In Marcus Samuelsson’s first cookbook, Aquavit (Houghton Mifflin; $45), the Ethiopian Swede reveals the eclectic wellsprings of his highly personal cuisine, from his grandmother’s Göteborg kitchen to New York’s Jewish delis. The beautifully photographed volume covers all the traditional bases (Swedish meatballs, glögg) and shows off some of Aquavit’s most innovative signature dishes, like the eye-rollingly rich foie gras “ganache.” Samuelsson makes lots of unexpected connections between Scandinavian and Asian cooking (pickled-herring kimchi?!), but even more surprisingly, he fondly confesses to a boyhood fascination with junk-food culture. “Before I knew how the English word was spelled,” reads the note beside his recipe for panko-and-cornflake-crusted crispy potatoes, “I used to write my own Swedish transliteration, djunk, all over my school notebooks.”
I’m a West Sider, and I hate to roam.
Dazzled by the gold rush of prime chefs to the neighborhood, I’d simply forgotten Calle Ocho.
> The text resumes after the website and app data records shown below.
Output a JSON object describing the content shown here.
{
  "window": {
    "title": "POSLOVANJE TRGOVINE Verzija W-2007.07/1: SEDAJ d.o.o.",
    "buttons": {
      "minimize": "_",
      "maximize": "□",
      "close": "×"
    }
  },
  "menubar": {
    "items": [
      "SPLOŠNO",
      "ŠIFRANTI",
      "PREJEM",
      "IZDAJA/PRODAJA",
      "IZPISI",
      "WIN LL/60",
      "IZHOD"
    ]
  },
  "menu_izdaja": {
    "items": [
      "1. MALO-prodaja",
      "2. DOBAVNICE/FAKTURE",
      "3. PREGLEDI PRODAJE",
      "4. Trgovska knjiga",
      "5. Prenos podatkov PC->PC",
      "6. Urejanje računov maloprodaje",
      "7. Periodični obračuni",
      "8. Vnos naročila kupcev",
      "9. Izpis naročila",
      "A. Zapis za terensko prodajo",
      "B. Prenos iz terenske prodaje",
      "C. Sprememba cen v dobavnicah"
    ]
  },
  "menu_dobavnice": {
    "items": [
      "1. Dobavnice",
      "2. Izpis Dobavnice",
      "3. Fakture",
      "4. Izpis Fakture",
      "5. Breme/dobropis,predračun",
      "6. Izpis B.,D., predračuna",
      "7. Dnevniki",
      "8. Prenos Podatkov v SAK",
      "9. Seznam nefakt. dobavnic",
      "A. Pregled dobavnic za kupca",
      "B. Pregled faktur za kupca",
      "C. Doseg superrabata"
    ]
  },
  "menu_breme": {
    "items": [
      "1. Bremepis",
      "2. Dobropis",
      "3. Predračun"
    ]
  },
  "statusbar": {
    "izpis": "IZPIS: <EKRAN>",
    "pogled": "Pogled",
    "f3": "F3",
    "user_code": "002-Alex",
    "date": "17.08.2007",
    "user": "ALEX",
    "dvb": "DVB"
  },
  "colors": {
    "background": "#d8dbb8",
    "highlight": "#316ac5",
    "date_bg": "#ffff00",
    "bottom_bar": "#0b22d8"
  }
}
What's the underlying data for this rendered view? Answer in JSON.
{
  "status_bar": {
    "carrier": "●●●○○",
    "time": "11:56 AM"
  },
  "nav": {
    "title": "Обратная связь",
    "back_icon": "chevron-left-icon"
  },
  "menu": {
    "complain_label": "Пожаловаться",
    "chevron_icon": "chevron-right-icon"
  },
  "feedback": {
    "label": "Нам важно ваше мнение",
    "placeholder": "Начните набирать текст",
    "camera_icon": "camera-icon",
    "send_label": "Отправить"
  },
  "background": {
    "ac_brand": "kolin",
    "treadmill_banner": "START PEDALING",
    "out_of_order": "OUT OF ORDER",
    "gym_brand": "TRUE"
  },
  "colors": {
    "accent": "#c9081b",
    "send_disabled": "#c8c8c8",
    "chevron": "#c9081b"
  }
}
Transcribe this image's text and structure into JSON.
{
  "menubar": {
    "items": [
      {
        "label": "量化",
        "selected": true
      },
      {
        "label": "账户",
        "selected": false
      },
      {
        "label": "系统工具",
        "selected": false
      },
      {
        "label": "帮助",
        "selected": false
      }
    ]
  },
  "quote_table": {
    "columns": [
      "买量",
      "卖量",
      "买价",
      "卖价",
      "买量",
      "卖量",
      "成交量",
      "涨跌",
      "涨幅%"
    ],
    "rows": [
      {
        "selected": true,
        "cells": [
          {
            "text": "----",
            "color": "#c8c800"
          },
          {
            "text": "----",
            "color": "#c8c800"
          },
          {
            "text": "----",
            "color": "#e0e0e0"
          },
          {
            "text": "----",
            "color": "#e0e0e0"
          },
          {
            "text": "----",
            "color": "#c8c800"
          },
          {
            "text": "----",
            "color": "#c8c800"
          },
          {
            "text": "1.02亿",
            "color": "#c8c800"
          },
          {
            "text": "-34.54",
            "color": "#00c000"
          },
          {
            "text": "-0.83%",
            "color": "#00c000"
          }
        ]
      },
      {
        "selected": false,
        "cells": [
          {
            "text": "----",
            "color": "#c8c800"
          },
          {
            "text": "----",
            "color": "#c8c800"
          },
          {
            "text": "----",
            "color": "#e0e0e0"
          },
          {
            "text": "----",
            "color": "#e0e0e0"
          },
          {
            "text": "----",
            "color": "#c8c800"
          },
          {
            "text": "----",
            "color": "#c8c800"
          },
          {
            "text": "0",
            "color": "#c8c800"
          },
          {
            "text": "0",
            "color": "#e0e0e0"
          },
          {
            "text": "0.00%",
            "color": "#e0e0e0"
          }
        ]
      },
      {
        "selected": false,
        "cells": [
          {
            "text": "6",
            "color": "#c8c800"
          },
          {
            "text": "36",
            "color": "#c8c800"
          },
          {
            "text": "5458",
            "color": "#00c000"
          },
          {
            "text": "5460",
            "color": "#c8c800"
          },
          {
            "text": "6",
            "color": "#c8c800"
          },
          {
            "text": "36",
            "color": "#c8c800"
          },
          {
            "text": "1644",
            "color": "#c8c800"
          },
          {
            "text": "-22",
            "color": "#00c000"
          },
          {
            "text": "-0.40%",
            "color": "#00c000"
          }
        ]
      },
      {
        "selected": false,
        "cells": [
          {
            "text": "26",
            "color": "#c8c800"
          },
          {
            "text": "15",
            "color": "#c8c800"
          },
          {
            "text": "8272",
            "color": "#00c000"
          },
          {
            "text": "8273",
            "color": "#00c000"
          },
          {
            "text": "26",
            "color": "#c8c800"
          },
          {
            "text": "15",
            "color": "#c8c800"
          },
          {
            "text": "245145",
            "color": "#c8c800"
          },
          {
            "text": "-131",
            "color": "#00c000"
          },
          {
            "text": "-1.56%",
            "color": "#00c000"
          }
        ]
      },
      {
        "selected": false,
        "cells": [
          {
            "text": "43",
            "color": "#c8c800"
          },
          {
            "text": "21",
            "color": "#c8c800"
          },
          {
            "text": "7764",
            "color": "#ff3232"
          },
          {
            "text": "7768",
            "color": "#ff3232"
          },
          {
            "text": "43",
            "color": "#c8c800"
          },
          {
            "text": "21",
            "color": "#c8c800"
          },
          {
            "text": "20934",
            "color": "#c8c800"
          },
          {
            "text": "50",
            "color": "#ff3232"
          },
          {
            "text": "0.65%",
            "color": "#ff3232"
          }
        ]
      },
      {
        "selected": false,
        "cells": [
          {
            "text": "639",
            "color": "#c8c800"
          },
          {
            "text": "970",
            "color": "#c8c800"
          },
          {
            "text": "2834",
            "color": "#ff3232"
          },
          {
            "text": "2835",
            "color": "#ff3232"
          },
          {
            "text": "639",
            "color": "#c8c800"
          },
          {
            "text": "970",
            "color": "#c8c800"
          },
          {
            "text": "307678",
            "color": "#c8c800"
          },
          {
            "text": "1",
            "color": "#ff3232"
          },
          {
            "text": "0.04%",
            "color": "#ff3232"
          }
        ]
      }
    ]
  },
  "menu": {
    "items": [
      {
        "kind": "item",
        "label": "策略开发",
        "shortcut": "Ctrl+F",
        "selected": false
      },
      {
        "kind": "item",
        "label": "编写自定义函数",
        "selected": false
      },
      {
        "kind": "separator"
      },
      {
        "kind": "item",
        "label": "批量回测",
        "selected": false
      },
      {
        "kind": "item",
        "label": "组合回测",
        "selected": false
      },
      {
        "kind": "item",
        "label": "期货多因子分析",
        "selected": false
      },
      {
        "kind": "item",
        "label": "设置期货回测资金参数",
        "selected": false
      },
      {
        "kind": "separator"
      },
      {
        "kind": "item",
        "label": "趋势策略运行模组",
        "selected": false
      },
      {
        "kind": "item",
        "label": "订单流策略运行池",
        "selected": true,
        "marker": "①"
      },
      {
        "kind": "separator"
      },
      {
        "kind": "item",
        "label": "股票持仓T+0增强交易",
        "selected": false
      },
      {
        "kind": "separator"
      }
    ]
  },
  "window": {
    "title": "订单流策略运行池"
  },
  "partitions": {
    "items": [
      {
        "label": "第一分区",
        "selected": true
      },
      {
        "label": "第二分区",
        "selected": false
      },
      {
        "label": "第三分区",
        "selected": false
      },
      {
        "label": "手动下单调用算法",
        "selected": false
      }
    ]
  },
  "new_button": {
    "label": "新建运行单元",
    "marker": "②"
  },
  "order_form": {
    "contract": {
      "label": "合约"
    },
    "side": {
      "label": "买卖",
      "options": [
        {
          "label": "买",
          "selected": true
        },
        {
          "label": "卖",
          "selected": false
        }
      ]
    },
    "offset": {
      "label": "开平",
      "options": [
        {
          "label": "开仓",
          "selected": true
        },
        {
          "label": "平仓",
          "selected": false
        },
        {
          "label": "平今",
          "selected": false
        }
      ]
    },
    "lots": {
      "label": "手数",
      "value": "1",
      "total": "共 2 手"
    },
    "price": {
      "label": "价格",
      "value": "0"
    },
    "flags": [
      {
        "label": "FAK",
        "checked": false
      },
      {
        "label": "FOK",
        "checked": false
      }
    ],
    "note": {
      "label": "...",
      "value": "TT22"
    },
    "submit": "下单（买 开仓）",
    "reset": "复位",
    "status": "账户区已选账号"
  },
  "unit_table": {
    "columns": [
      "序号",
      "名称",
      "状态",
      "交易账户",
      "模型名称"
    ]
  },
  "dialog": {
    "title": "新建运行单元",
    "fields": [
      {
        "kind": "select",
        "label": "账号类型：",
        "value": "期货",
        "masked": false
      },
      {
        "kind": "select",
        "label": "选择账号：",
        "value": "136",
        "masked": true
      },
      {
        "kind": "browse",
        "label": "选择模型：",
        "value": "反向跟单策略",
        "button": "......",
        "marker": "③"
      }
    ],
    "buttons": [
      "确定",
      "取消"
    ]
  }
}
So, what a surprise to catch a remarkable renaissance, since consulting chef Douglas Rodriguez began stirring the pots. Expect a couple of pure Rodriguez jolts—like the panko-crusted oysters on a fufu-and-horseradish spinach bed and Cuban pork with sour-orange mojo. Most everything else we tasted was remarkably clean, elegant, yet dancing with flavor. Who knew the over-the-top creator of Patria and Ola had this vein of delicate finesse lurking inside? All the ingredients of a paella (even the rice, in the form of a crispy cake) appear in his elegant paella seviche. And there are bacon-wrapped dates nested in the royal palm salad. Luscious yuca fries straddle the Cuban-style sirloin alongside a rich tomato-manchego salad. Two could happily make a dinner of the grilled beef, shrimp enchilada, and chicken anticucho on its elevated platter with sauces and a ration of warm tortillas to stuff. No need to weep if you can’t get into Tom Valenti’s latest.
446 Columbus Avenue, near 81st Street